[Start of Attachment]

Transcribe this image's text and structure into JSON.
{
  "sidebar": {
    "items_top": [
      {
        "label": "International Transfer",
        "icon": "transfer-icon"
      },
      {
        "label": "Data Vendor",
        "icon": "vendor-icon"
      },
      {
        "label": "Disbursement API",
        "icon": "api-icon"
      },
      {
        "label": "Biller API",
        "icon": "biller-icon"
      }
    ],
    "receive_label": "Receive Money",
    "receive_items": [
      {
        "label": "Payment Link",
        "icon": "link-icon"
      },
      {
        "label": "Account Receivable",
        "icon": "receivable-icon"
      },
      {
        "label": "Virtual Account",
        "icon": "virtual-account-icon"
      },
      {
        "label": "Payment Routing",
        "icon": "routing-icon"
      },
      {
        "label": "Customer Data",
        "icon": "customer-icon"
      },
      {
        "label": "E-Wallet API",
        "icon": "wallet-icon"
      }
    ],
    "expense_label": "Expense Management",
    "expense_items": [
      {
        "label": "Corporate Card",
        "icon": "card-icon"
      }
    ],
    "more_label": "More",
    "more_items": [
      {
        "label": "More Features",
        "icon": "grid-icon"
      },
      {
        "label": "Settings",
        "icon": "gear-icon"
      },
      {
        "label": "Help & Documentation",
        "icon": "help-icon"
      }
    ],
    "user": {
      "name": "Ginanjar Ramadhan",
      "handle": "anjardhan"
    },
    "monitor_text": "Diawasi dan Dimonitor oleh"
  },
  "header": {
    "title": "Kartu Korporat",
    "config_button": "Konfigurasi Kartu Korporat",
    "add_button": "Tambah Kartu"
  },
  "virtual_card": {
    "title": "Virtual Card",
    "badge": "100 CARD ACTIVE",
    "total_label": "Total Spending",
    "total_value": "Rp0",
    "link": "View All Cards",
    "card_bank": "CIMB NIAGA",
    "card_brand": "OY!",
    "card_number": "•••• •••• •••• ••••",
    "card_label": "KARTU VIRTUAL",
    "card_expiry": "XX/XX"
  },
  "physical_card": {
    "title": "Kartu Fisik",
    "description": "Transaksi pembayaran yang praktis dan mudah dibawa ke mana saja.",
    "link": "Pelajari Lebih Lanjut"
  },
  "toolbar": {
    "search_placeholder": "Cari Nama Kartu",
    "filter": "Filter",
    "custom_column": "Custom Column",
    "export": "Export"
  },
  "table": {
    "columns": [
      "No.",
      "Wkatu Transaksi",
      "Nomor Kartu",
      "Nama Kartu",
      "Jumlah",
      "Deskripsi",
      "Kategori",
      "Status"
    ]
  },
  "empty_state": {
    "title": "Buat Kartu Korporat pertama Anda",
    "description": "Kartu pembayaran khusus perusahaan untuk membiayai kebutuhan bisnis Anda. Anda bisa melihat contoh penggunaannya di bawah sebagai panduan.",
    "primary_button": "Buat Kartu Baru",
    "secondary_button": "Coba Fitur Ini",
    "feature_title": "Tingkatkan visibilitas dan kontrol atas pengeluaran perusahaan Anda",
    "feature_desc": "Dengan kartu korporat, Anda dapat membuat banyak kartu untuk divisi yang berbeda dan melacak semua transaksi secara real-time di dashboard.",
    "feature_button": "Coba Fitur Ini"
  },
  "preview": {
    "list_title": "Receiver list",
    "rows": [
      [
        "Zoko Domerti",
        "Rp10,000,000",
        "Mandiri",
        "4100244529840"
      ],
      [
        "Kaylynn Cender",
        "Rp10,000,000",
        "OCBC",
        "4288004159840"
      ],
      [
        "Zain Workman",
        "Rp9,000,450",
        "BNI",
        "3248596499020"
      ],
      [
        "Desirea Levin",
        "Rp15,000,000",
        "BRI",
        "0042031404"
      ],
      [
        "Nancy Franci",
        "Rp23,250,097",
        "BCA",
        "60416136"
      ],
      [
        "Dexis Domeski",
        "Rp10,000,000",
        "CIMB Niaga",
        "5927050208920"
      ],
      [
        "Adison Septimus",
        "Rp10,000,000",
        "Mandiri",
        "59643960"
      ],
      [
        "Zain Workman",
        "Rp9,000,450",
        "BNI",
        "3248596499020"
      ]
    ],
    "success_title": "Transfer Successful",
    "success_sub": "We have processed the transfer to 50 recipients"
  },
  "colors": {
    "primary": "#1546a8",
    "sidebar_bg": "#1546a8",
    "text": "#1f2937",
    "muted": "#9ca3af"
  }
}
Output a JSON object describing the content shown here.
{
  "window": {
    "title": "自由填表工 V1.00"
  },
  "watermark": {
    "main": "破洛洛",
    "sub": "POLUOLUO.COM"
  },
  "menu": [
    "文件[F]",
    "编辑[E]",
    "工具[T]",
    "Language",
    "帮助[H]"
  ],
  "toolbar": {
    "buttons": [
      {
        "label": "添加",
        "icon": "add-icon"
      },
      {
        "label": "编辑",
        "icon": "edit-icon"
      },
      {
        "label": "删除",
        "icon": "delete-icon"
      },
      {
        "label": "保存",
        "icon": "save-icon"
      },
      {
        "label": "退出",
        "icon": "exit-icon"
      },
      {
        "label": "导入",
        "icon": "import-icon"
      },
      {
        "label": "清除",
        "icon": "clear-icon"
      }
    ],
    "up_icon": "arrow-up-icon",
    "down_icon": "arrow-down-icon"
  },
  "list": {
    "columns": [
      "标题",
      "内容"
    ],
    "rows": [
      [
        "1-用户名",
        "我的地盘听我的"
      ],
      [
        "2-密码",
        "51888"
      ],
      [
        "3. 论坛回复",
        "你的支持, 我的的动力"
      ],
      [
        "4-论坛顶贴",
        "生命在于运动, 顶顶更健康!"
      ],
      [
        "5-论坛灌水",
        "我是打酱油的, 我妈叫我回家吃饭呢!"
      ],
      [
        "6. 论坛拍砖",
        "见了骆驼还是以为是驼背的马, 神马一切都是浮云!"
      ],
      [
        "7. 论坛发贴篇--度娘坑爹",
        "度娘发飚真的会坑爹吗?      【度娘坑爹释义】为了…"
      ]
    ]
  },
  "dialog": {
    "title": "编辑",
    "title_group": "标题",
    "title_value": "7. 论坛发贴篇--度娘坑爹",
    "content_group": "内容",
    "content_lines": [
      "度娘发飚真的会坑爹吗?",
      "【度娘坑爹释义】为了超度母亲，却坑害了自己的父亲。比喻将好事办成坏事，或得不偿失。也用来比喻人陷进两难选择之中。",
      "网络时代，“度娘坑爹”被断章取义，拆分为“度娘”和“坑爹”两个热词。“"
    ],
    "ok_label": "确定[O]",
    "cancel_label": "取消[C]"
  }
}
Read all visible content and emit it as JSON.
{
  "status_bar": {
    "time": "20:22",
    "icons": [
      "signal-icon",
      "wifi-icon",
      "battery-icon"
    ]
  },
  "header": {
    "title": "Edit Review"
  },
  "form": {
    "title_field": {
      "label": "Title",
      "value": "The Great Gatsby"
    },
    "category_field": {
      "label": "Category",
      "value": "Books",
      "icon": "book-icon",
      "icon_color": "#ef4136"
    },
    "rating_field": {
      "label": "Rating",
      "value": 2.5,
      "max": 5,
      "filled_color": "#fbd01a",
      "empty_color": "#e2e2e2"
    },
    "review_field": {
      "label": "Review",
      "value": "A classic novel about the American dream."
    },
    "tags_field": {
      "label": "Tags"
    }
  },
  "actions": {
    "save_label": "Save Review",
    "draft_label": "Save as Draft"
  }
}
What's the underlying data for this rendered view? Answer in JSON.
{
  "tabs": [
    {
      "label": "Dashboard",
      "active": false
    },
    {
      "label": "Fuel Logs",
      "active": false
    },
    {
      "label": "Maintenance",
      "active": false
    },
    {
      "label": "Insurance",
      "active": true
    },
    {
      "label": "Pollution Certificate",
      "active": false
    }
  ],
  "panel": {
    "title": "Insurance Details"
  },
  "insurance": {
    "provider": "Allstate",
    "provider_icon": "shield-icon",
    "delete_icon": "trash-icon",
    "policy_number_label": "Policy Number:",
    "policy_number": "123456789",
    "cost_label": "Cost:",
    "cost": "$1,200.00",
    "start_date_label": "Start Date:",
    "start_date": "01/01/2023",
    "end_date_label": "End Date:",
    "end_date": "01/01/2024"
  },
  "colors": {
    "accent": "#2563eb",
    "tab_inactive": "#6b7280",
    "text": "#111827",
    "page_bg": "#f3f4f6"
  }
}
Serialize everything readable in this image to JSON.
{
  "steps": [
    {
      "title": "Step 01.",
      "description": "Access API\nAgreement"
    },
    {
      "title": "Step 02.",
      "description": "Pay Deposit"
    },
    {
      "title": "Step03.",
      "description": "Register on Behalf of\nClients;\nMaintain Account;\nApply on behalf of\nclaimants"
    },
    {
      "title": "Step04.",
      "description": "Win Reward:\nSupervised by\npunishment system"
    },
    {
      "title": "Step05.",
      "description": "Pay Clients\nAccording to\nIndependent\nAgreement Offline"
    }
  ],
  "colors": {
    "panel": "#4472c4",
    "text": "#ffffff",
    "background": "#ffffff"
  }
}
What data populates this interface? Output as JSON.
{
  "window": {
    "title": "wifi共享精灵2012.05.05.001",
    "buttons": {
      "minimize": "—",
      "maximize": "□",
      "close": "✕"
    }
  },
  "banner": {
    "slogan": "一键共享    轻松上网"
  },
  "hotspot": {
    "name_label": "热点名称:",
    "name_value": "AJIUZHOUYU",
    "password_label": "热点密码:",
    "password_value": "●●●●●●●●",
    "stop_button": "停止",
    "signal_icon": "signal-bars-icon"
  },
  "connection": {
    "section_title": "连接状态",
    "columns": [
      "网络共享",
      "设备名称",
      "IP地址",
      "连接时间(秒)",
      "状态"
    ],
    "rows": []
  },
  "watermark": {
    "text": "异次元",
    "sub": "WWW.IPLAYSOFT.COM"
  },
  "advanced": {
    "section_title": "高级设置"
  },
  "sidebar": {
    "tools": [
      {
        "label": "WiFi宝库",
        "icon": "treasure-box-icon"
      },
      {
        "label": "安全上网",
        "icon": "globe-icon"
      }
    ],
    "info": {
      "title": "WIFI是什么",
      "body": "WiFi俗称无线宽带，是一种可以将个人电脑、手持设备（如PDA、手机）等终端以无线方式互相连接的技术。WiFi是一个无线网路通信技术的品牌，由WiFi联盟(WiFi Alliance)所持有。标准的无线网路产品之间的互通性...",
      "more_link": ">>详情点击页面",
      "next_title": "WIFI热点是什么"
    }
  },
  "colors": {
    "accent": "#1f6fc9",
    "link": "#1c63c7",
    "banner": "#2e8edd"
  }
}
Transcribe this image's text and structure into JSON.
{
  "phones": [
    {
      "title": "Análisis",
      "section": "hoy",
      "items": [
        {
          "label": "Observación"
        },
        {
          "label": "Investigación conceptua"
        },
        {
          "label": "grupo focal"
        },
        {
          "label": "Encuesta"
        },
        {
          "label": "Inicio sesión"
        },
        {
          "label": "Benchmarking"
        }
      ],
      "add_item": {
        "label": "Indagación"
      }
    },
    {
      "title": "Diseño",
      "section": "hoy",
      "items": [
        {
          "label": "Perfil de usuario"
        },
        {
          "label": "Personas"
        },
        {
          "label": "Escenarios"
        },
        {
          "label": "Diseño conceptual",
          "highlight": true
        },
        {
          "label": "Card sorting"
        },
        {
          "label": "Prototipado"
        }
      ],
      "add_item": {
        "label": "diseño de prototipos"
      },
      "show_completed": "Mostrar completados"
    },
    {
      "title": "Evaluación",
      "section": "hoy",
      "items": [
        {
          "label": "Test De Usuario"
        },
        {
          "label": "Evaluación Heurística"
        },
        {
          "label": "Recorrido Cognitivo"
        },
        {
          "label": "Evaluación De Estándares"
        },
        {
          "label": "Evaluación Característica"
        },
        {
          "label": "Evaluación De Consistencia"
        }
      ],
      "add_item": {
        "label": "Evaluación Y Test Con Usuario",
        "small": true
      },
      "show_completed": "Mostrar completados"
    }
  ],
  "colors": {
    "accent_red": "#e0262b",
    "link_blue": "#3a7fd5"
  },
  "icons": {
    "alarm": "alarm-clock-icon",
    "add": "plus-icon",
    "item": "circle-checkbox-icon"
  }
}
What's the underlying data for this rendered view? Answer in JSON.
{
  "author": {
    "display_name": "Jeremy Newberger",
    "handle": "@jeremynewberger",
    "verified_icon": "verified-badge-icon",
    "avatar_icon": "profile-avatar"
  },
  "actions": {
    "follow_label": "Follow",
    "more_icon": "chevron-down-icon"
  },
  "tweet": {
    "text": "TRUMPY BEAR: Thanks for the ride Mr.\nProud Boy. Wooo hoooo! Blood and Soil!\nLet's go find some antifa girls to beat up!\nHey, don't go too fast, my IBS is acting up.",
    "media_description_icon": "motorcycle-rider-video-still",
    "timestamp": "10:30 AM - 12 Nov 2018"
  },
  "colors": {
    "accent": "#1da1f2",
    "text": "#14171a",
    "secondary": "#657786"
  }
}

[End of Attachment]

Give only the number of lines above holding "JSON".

8